Chima Okereke, PhD, PMP

Herefordshire, UK



Dr. O. Chima Okereke
, Ph.D., MBA, PMP is the Managing Director and CEO of Total Technology Consultants, Ltd., a project management consulting company working in West Africa and the UK. He is a visiting professor, an industrial educator, a multidisciplinary project management professional, with over 25 years’ experience in oil and gas, steel and power generation industries. For example, On December 26th 2013, he completed an assignment as a visiting professor in project management; teaching a class of students on Master’s degree in project management in the Far Eastern Federal University, Vladivostok, Russia. In August and September 2013, he conducted an innovative, and personally developed training programme for seventy six well engineers of Shell Nigeria to enhance the efficiency of their operations using project and operations management processes.

Before embarking on a career in consulting, he worked for thirteen years in industry rising to the position of a chief engineer with specialisation in industrial controls and instrumentation, electronics, electrical engineering and automation. During those 13 years, he worked on every aspect of projects of new industrial plants including design, construction and installation, commissioning, and engineering operation and maintenance in process industries. Chima sponsored and founded the potential chapter of the Project Management Institute (PMI®) in Port Harcourt, Nigeria, acting as president from 2004 to 2010.

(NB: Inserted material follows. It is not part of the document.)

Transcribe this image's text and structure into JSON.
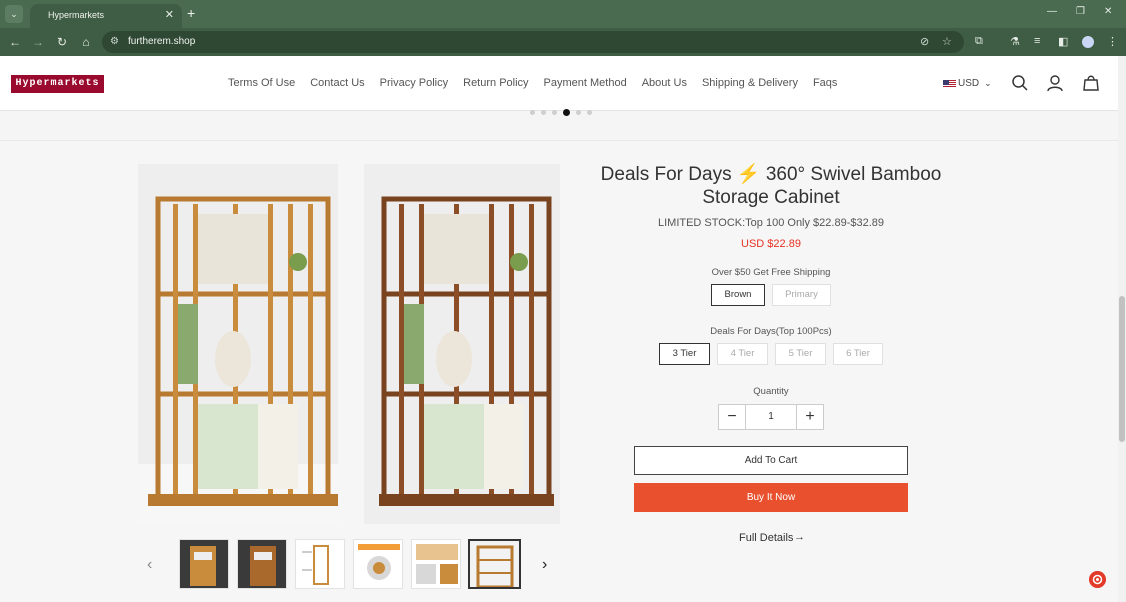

Dr. Okereke has a Bachelor of Science Degree in Electrical Engineering from the University of Lagos, and a PhD and Masters in Business Administration (MBA) degree from the University of Bradford in the UK. He also has a PMP® certification from the Project Management Institute (PMI®) which he passed at first attempt. He has been a registered engineer with COREN in Nigeria since 1983. For many years, Total Technology has been a partner for Oracle Primavera Global Business Unit, a representative in Nigeria of Oracle University for training in Primavera project management courses, and a Gold Level member of Oracle Partner Network (OPN. He is a registered consultant with several UN agencies. More information can be found at http://www.totaltechnologyconsultants.org/.

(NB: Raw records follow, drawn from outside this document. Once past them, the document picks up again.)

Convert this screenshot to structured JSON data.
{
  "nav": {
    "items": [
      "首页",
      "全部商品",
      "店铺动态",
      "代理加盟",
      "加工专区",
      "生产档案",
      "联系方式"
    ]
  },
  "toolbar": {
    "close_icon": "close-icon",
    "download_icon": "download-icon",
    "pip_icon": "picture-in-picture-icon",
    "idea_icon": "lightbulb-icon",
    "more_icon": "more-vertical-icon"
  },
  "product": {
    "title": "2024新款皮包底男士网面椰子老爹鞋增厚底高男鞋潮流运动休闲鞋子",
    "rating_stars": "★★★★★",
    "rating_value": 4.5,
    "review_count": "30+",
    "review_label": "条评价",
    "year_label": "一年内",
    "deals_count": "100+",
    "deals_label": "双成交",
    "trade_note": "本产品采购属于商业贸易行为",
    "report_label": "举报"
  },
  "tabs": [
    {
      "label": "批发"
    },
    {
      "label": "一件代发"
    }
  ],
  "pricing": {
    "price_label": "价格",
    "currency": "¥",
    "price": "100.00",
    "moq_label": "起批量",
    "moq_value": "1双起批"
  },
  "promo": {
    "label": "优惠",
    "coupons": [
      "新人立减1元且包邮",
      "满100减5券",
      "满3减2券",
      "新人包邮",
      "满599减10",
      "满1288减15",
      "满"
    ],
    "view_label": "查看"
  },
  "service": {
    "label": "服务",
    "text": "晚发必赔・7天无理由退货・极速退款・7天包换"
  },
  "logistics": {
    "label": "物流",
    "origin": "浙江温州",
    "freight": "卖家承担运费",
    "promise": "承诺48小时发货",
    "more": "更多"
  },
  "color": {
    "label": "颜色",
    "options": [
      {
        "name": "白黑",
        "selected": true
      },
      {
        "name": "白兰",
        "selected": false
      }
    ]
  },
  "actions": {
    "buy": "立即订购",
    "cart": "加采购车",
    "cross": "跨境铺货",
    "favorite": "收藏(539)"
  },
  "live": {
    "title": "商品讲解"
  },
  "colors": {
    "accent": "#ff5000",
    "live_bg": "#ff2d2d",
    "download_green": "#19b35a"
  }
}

Chima is the publisher of Project Management Business Digest, a blog aimed at helping organizations use project management for business success. Dr. Okereke is also an international editorial advisor for the PM World Journal and PM World Library. He can be contacted at [email protected]  or [email protected].

To view other works by Dr. Okereke, visit his author showcase in the PM World Library at http://pmworldlibrary.net/authors/dr-o-chima-okereke/